In a new project, physics-based machine learning is used to predict incoming ocean waves and vessel motions in the next few minutes. This will provide a good understanding of the situation and revolutionize the safety and efficiency of all marine operations.

Sist oppdatert: Jan 5, 2022
Published Jan 3, 2022

The new project, RAIDAR, aims to further develop the NORCE RIMARC "Radar IMAge ReConstruction and wave prediction" system, which predicts the next-minute ocean waves from standard navigation radars.

Further developed for free sailing

"Today, the RIMARC system has only been developed for vessels that are at rest and performing operations, but in the RAIDAR project, RIMARC will also be further developed for free sailing. Then the RIMARC system can be used on all vessels that are equipped with standard navigation radars, i.e. typically all vessels over 30-40 meters," says Svein Olav Halstensen, senior researcher at NORCE and project manager for RAIDAR.

The RAIDAR project has been granted 12 MNOK by the Research Council of Norway. NORCE is the project owner. Collaborators are MIT Ocean Research, Kongsberg Maritime, Kongsberg Seatex, Equinor, and DOF ASA. RIMARC is being tested and further developed on two of the vessels of the shipping company DOF, Skandi Africa and Skandi Vega, which are fully instrumented by Kongsberg.

The ocean waves are the biggest challenge for all operations at sea. Today, decisions in all operations at sea are based on the operators' experience and skills without access to objective and quantitative information about next-minute waves and vessel motions.

Figure 13
Photo: Kongsberg Maritime

Vessel crews can continuously plan operations when they know exactly which waves are coming in the next few minutes. They can also consider whether to start the operation or wait until big waves have passed. Prediction of waves and wave forces also provides an opportunity to improve the position accuracy of the DP system that will keep the vessel stationary during offshore operations.

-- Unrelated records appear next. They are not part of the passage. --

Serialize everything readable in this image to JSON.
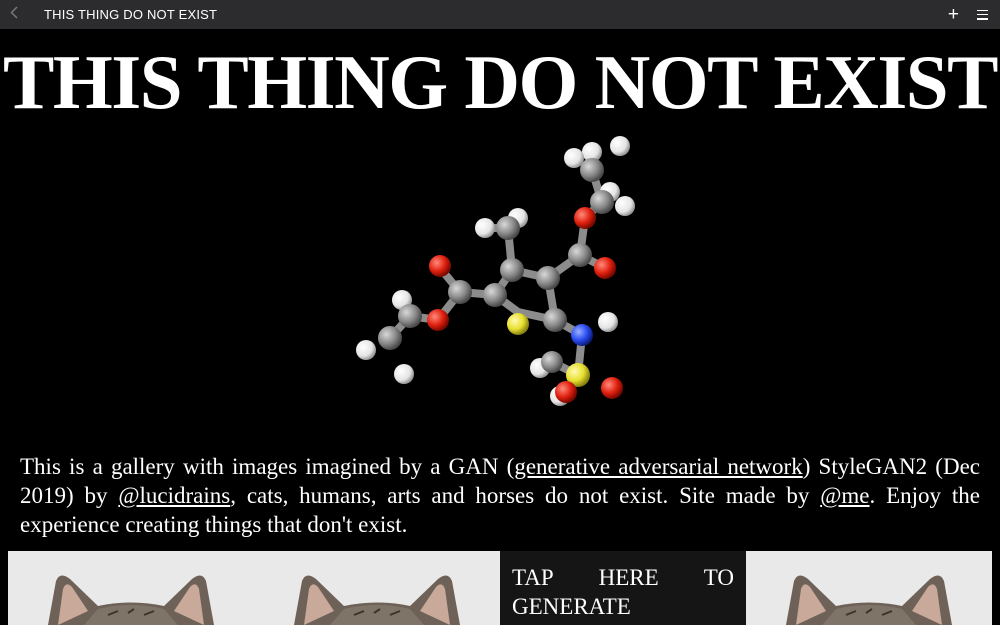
{
  "browser": {
    "tab_title": "THIS THING DO NOT EXIST"
  },
  "page": {
    "headline": "THIS THING DO NOT EXIST",
    "intro": {
      "text1": "This is a gallery with images imagined by a GAN (",
      "link1": "generative adversarial network",
      "text2": ") StyleGAN2 (Dec 2019) by ",
      "link2": "@lucidrains",
      "text3": ", cats, humans, arts and horses do not exist. Site made by ",
      "link3": "@me",
      "text4": ". Enjoy the experience creating things that don't exist."
    },
    "generate_tile": {
      "word1": "TAP",
      "word2": "HERE",
      "word3": "TO",
      "word4": "GENERATE"
    }
  },
  "colors": {
    "background": "#000000",
    "topbar": "#2c2c2e",
    "atom_carbon": "#8a8a8a",
    "atom_hydrogen": "#f2f2f2",
    "atom_oxygen": "#e0200f",
    "atom_nitrogen": "#2a4cf0",
    "atom_sulfur": "#e8e030"
  },
  "icons": {
    "back": "chevron-left-icon",
    "add": "plus-icon",
    "menu": "hamburger-menu-icon"
  }
}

Photo: Kongsberg Maritime

Improves accuracy

The purpose of RAIDAR is to use physics-based machine learning to improve the accuracy of next-minute predictions of ocean waves, wave forces, and vessel motions. Furthermore, the researchers will develop autocalibration so that only software installation is necessary on both new and existing vessels.

"The next-minute prediction of waves and vessel motions will reduce waiting time and execution time for all types of marine operations, and thus reduce both costs, energy consumption, and emissions. It will also increase safety by, for example, warning about large waves on deck, reducing the probability of loosing cargo, damage to people, equipment, and vessels during critical operations in bad weather," says Halstensen.

NORCE has previously, in collaboration with MiT Ocean Research, developed the RIMARC system, which already makes it possible to predict waves 4-8 minutes ahead. The RIMARC system uses standard navigation radar, which is already available onboard all commercial vessels.

Figure 1 Dyp Ecosteps 002
The RIMARC system predicts the next-minute waves from standard navigation radars. (

Illustration: Leonid Vasilyev, NORCE


The operators want continuous prediction of large waves in the next few minutes. They wish to see when the waves arrive, how high and long they are when they pass, and the direction.

"This is critical both for safety and crucial to be able to make a decision to start operations earlier and at an optimal time before or after large waves have passed by," Halstensen says.

NORCE Innovation will in parallel carry out commercialization projects to bring this new groundbreaking technology from research to commercial product. The Research Council also provides support for such activities.

DOF figur høyoppløselig
The large DOF construction vessel Skandi Africa is completely instrumented by Kongsberg both for measuring incoming waves and vessel motions. The accuracy of the incoming waves, which typically reach the vessel four to eight minutes ahead of time, is checked against measurements from the wave radar mounted in front of the helicopter deck in the bow. The vessel motions are measured in the Kongsberg DP (Dynamic Positioning) system.